  9. Aug 14, 2010 #8
    Thank you waht. I do understand that. And my system is one that already has around 20 to 30 capacitors in series and in parallel. series to decrease voltage (and sadly increase overall resistance) across a single capacitor, and parallel to rid myself of ESR. But I've run into a block. And I was wondering if anyone here knew of a way to add components (other than capacitors) to capacitors that would effectively decrease the ESR seen by the rest of the circuit.

    I was experimenting with a resistor in parallel and it seems to increase the current through the capacitor and take away from current that the capacitor itself sees, BUT it does not seem to take away the dampening of the system. A semi-oscillatory system around a DC voltage (during capacitor discharging) was trashed with the addition of ESR into my circuit.
     
  10. Aug 14, 2010 #9
    Let me introduce you to http://www.digikey.com/" [Broken]. You can search for capacitors and you'll see that several types of caps come up. In particular, film capacitors tend to have high voltage ratings.

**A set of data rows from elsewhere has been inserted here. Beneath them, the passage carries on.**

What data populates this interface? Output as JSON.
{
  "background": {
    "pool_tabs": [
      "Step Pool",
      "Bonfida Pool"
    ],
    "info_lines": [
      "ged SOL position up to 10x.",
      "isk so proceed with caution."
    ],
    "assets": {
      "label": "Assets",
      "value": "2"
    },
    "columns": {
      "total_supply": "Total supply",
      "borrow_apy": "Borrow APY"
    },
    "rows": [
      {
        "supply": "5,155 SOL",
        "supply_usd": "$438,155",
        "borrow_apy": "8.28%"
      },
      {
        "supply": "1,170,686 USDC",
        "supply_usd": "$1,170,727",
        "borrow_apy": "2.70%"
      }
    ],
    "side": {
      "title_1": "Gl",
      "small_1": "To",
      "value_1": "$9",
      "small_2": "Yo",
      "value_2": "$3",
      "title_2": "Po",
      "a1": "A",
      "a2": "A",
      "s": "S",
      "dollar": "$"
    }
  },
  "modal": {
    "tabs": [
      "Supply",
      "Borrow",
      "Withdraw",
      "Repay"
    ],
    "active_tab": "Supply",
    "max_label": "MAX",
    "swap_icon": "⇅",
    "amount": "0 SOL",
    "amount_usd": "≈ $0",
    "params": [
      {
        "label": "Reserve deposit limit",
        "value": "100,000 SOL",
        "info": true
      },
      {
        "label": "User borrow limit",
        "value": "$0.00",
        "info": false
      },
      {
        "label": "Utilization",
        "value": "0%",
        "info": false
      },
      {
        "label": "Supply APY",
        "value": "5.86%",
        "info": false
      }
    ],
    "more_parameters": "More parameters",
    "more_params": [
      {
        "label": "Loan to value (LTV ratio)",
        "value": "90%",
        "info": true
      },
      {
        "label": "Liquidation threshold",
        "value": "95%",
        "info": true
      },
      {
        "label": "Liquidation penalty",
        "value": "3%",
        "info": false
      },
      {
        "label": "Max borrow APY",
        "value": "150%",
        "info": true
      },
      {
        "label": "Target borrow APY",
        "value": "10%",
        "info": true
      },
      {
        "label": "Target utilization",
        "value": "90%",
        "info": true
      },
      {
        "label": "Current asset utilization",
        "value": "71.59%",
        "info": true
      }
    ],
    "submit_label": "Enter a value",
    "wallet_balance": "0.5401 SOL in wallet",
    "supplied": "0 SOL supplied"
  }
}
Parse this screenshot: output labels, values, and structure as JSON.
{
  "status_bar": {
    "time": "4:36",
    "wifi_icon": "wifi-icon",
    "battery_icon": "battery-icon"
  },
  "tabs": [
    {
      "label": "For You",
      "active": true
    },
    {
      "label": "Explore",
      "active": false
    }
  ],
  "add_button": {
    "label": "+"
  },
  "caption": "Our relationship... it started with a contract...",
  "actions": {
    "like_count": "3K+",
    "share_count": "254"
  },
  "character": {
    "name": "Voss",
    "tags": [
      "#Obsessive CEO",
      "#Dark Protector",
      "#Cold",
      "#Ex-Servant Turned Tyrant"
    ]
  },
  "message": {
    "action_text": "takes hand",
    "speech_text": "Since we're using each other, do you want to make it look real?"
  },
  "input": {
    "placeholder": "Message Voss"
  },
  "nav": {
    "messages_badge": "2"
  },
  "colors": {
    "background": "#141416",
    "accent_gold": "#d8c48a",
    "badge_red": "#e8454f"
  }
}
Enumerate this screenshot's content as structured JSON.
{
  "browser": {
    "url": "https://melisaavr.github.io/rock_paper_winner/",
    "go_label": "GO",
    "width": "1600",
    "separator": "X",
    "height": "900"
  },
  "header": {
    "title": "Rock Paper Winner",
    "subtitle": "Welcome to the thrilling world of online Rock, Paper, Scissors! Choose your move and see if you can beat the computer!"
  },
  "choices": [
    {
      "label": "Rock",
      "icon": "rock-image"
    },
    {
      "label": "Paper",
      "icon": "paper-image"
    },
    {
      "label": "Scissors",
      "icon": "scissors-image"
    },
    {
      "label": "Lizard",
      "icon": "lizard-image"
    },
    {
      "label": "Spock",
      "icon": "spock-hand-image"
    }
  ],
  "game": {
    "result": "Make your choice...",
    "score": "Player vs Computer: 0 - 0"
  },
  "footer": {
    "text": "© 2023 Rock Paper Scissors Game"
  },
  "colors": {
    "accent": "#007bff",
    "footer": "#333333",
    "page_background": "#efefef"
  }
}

    Here's a http://search.digikey.com/scripts/DkSearch/dksus.dll?Cat=131088&k=capacitor" that have some DC voltage ratings of 1000V and above (up to 5kV). There's 11 thousand there. You can select one or more options in each category to filter it down. I looked at some 1kV caps that had and ESF of 1mOhm and they tended to be around $60 or more.

    If you want some kind of circuit topology that can reduce the ESF then the only thing I can think of is to put caps in parallel. Maybe you need to http://www.powerlabs.org/railgun.htm" [Broken]. Read about his design. Engineers are really sympathetic towards students so he may help you if you Email him.
     
    Last edited by a moderator: May 4, 2017
  11. Aug 14, 2010 #10

    Averagesupernova

    User Avatar
    Gold Member

    I had lots of suggestions until I read how high your operating voltage is. Keep in mind that putting caps in series can do nothing to your ESR except increase it. It may help you to increase your working voltage but that's about it.
    -
    A side note. There has been much discussion over the years about ESR in the car audio communtiy concerning the large capacitors placed in parallel with the power input to the amplifiers. It is pretty obvious, although not necessarily accepted in the car audio community, that a high ESR on a capacitor hooked on the power input for an amplifier is unable to supply current when the amplifier needs it. Jmaniglia, you are battling the same thing some car audio geeks are, only at a much higher voltage and you are smart enough to realize what you need to change.
     
  12. Aug 14, 2010 #11
    Well, now i will take that as there is not magic box to decrease ESR. NNNNNOOOOO!! And i was hoping for an easy and cheap solution. =( Never works that way
     
  13. Aug 14, 2010 #12
    You might recheck your calculations.
    You are accelerating a physical body and should not require an extremely fast pulse?

    You could use a water capacitor for fast pulses, however they have their own problems and you may not want to go there.

    I have never built a rail gun or a water capacitor, so this advice is all theorical.

    Good Luck, sounds like a fun project
     
  14. Aug 14, 2010 #13

    mheslep

    User Avatar
    Gold Member

    Given you are after a fast current pulse, it may be that series inductance is most of your problem (i.e. v=Lcap di/dt). If that's the case, then going with surface mount caps is probably the single biggest step you can take to reduce parasitic inductance, along with appropriate layout traces. It's also easy to parallel a large number of surface mount caps to bring down both resistance and inductance. Also, without checking, as I recall tantalum caps will give you the lowest ESR though they don't have high voltage ratings.
     
    Last edited: Aug 14, 2010
  15. Aug 14, 2010 #14

    mheslep

    User Avatar
    Gold Member

    You'll want to add in the parasitics of your components (inductance, ESR, capacitance) to the model, i.e. every resistor has an inductance and every capacitor has a resistance. These parameters make a big difference in a fast current pulse system such as yours.
     
Know someone interested in this topic? Share this thread via Reddit, Google+, Twitter, or Facebook




Similar Discussions: Drastically decreasing capacitor ESR
Loading...